26-Oct-2011
Date of Publication:
17-Oct-2011
Sponsors:
Midwest Nursing Research Society

Full metadata record

DC FieldValue Language
dc.typePresentationen_GB
dc.titleApplying the Omaha System to Student Community Assessment: A Feasibility Testen_GB
dc.identifier.urihttp://hdl.handle.net/10755/161013-

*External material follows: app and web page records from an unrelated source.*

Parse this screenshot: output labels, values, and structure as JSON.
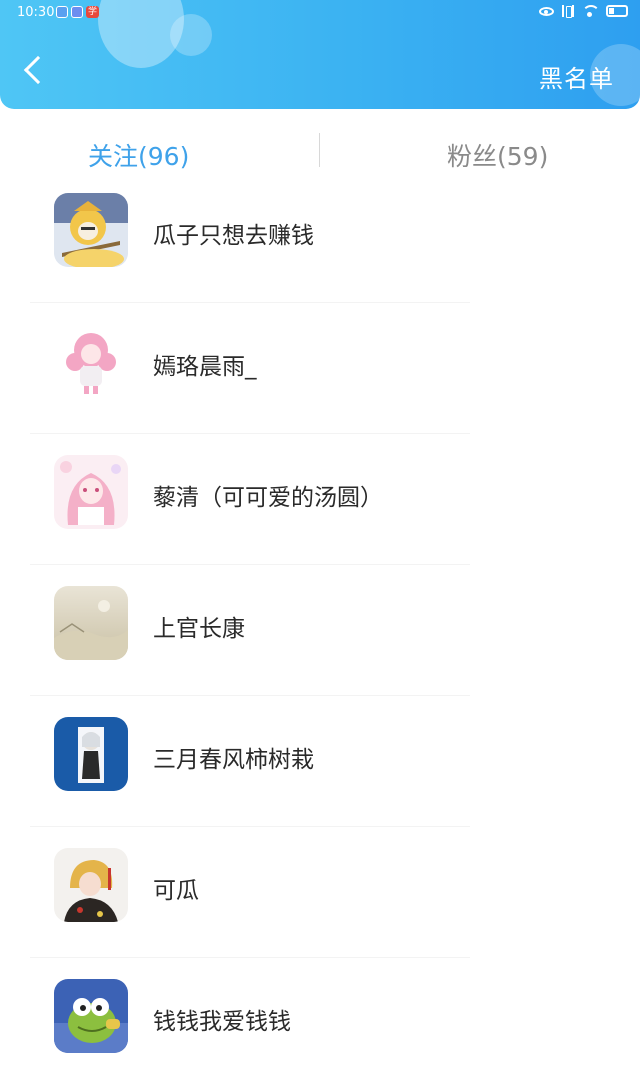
{
  "status_bar": {
    "time": "10:30",
    "app_badge": "学"
  },
  "header": {
    "blacklist_label": "黑名单"
  },
  "tabs": {
    "following": "关注(96)",
    "fans": "粉丝(59)"
  },
  "users": [
    {
      "name": "瓜子只想去赚钱",
      "avatar": "gold-armor-character-avatar"
    },
    {
      "name": "嫣珞晨雨_",
      "avatar": "pink-hair-girl-avatar"
    },
    {
      "name": "藜清（可可爱的汤圆）",
      "avatar": "pink-anime-girl-avatar"
    },
    {
      "name": "上官长康",
      "avatar": "sepia-landscape-avatar"
    },
    {
      "name": "三月春风柿树栽",
      "avatar": "white-hair-figure-avatar"
    },
    {
      "name": "可瓜",
      "avatar": "blonde-kimono-girl-avatar"
    },
    {
      "name": "钱钱我爱钱钱",
      "avatar": "green-frog-avatar"
    }
  ]
}
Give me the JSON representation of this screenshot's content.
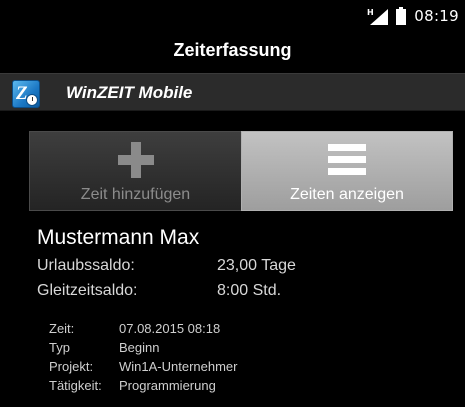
{
  "status_bar": {
    "signal_icon": "signal-h-icon",
    "battery_icon": "battery-icon",
    "time": "08:19"
  },
  "title": "Zeiterfassung",
  "app_header": {
    "logo_icon": "winzeit-logo-icon",
    "name": "WinZEIT Mobile"
  },
  "actions": {
    "add": {
      "icon": "plus-icon",
      "label": "Zeit hinzufügen"
    },
    "show": {
      "icon": "list-icon",
      "label": "Zeiten anzeigen"
    }
  },
  "person": {
    "name": "Mustermann Max",
    "urlaubssaldo_label": "Urlaubssaldo:",
    "urlaubssaldo_value": "23,00 Tage",
    "gleitzeitsaldo_label": "Gleitzeitsaldo:",
    "gleitzeitsaldo_value": "8:00 Std."
  },
  "last_entry": [
    {
      "label": "Zeit:",
      "value": "07.08.2015 08:18"
    },
    {
      "label": "Typ",
      "value": "Beginn"
    },
    {
      "label": "Projekt:",
      "value": "Win1A-Unternehmer"
    },
    {
      "label": "Tätigkeit:",
      "value": "Programmierung"
    }
  ],
  "colors": {
    "background": "#000000",
    "header_bar": "#2b2b2b",
    "button_dark": "#303030",
    "button_light": "#b4b4b4",
    "logo_blue": "#1b78c4"
  }
}
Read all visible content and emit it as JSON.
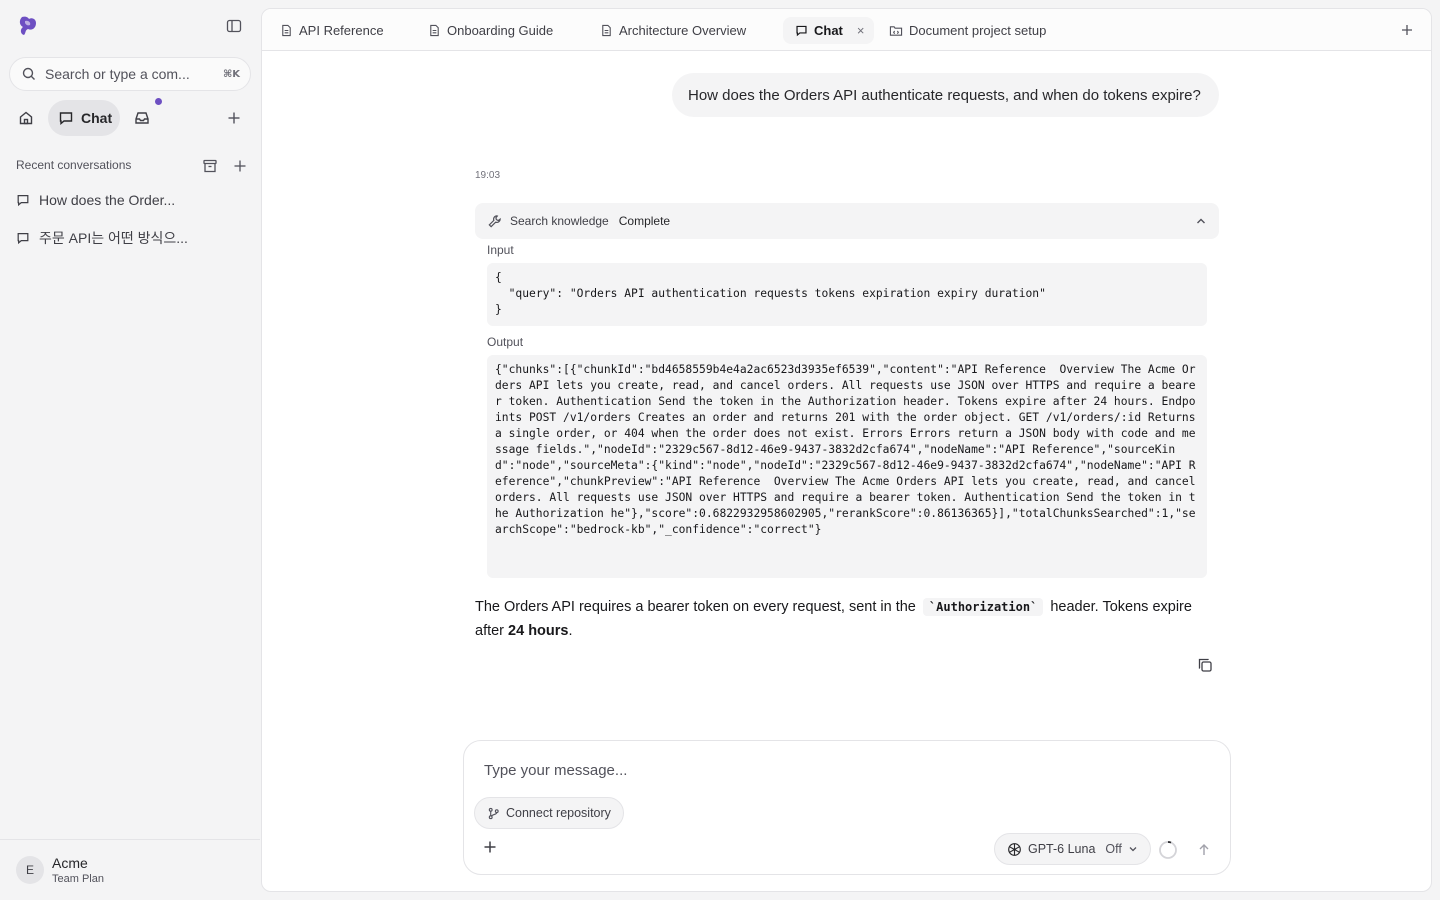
{
  "sidebar": {
    "search_placeholder": "Search or type a com...",
    "search_shortcut": "⌘K",
    "nav": {
      "chat_label": "Chat"
    },
    "recent_header": "Recent conversations",
    "conversations": [
      {
        "label": "How does the Order..."
      },
      {
        "label": "주문 API는 어떤 방식으..."
      }
    ],
    "user": {
      "initial": "E",
      "name": "Acme",
      "plan": "Team Plan"
    }
  },
  "tabs": [
    {
      "label": "API Reference",
      "icon": "document-icon"
    },
    {
      "label": "Onboarding Guide",
      "icon": "document-icon"
    },
    {
      "label": "Architecture Overview",
      "icon": "document-icon"
    },
    {
      "label": "Chat",
      "icon": "chat-icon",
      "active": true,
      "close": "×"
    },
    {
      "label": "Document project setup",
      "icon": "folder-code-icon"
    }
  ],
  "conversation": {
    "user_message": "How does the Orders API authenticate requests, and when do tokens expire?",
    "timestamp": "19:03",
    "tool": {
      "name": "Search knowledge",
      "status": "Complete",
      "input_label": "Input",
      "input": "{\n  \"query\": \"Orders API authentication requests tokens expiration expiry duration\"\n}",
      "output_label": "Output",
      "output": "{\"chunks\":[{\"chunkId\":\"bd4658559b4e4a2ac6523d3935ef6539\",\"content\":\"API Reference  Overview The Acme Orders API lets you create, read, and cancel orders. All requests use JSON over HTTPS and require a bearer token. Authentication Send the token in the Authorization header. Tokens expire after 24 hours. Endpoints POST /v1/orders Creates an order and returns 201 with the order object. GET /v1/orders/:id Returns a single order, or 404 when the order does not exist. Errors Errors return a JSON body with code and message fields.\",\"nodeId\":\"2329c567-8d12-46e9-9437-3832d2cfa674\",\"nodeName\":\"API Reference\",\"sourceKind\":\"node\",\"sourceMeta\":{\"kind\":\"node\",\"nodeId\":\"2329c567-8d12-46e9-9437-3832d2cfa674\",\"nodeName\":\"API Reference\",\"chunkPreview\":\"API Reference  Overview The Acme Orders API lets you create, read, and cancel orders. All requests use JSON over HTTPS and require a bearer token. Authentication Send the token in the Authorization he\"},\"score\":0.6822932958602905,\"rerankScore\":0.86136365}],\"totalChunksSearched\":1,\"searchScope\":\"bedrock-kb\",\"_confidence\":\"correct\"}"
    },
    "answer": {
      "part1": "The Orders API requires a bearer token on every request, sent in the",
      "code": "`Authorization`",
      "part2": "header. Tokens expire after",
      "bold": "24 hours",
      "part3": "."
    }
  },
  "composer": {
    "placeholder": "Type your message...",
    "connect_repo_label": "Connect repository",
    "model_name": "GPT-6 Luna",
    "model_mode": "Off"
  },
  "colors": {
    "accent": "#6d4fc2",
    "sidebar_bg": "#f4f4f5",
    "panel_bg": "#ffffff",
    "border": "#e4e4e7"
  }
}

dc.description.abstract<table><tr><td colspan="2" class="item-title">Applying the Omaha System to Student Community Assessment: A Feasibility Test</td></tr><tr class="item-sponsor"><td class="label">Conference Sponsor:</td><td class="value">Midwest Nursing Research Society</td></tr><tr class="item-year"><td class="label">Conference Year:</td><td class="value">2007</td></tr><tr class="item-author"><td class="label">Author:</td><td class="value">Kerr, Madeleine, PhD</td></tr><tr class="item-institute"><td class="label">P.I. Institution Name:</td><td class="value">University of Minnesota</td></tr><tr class="item-address"><td class="label">Contact Address:</td><td class="value">School of Nursing, 308 Harvard St. Se, Minneapolis, MN, 55455, USA</td></tr><tr class="item-email"><td class="label">Email:</td><td class="value">kerrx010@umn.edu</td></tr><tr class="item-co-authors"><td class="label">Co-Authors:</td><td class="value">C. Garcia and B. Westra, School of Nursing, University of Minnesota, Minneapolis, MN; K.A. Monsen and P. Galligher, Public Health &amp; Environment, Washington County, Stillwater, MN; and K.S. Martin, , Martin Associates, Omaha, NE</td></tr><tr><td colspan="2" class="item-abstract">Purpose: This study tests the feasibility of integrating a standardized nursing classification, the Omaha System, into student community assessments. Background: Community assessment, a core function of public health nursing, is a key component of undergraduate population-based nursing curricula. Students utilize the Community Assessment Instrument for Baccalaureate Learners (CAIBL) to assess a community's strengths and opportunities for improvement as part of the nursing process with a community. The Omaha System is a complex multiaxial hierarchical classification system, amenable to automation and implementation within public health informatics systems. A community-level modifier in the Omaha System Problem Classification Scheme (PCS) allows for documentation of community level assessments, interventions and outcomes. Theoretical Framework: The nursing process in the context of an ecological framework provides the theoretical underpinnings for community assessment. Method: A sample of 6 archived student community assessments provided data in the form of narrative statements about community strengths and opportunities for improvement. An expert panel of 5 experienced Omaha System users independently applied the PCS to 73 narrative items (39 strengths, 34 opportunities for improvement). Resulting PCS problem and sign/symptom terms were compiled and agreement evaluated using a criterion of 80% or 4/5 panel members with the same PCS problem term. Results: Expert panelists found matches within the PCS for each of the students' narrative statements, and reached 80% agreement on PCS problems for 67% of the items. Agreement was greatest (74%) for opportunities for improvement compared to strengths (62%). Conclusion: It was feasible to map student community assessment statements to PCS terms, supporting use of Omaha System terms in conjunction with CAIBL for data standardization. Community-level strengths and opportunities for improvement were successfully identified and categorized using the PCS. The future public health nursing workforce can experience using standardized terminology in describing community assessments; the first step towards measuring community-level outcomes.</td></tr></table>en_GB
dc.date.available2011-10-26T23:14:29Z-
dc.date.issued2011-10-17en_GB
dc.date.accessioned2011-10-26T23:14:29Z-
dc.description.sponsorshipMidwest Nursing Research Societyen_GB
All Items in this repository are protected by copyright, with all rights reserved, unless otherwise indicated.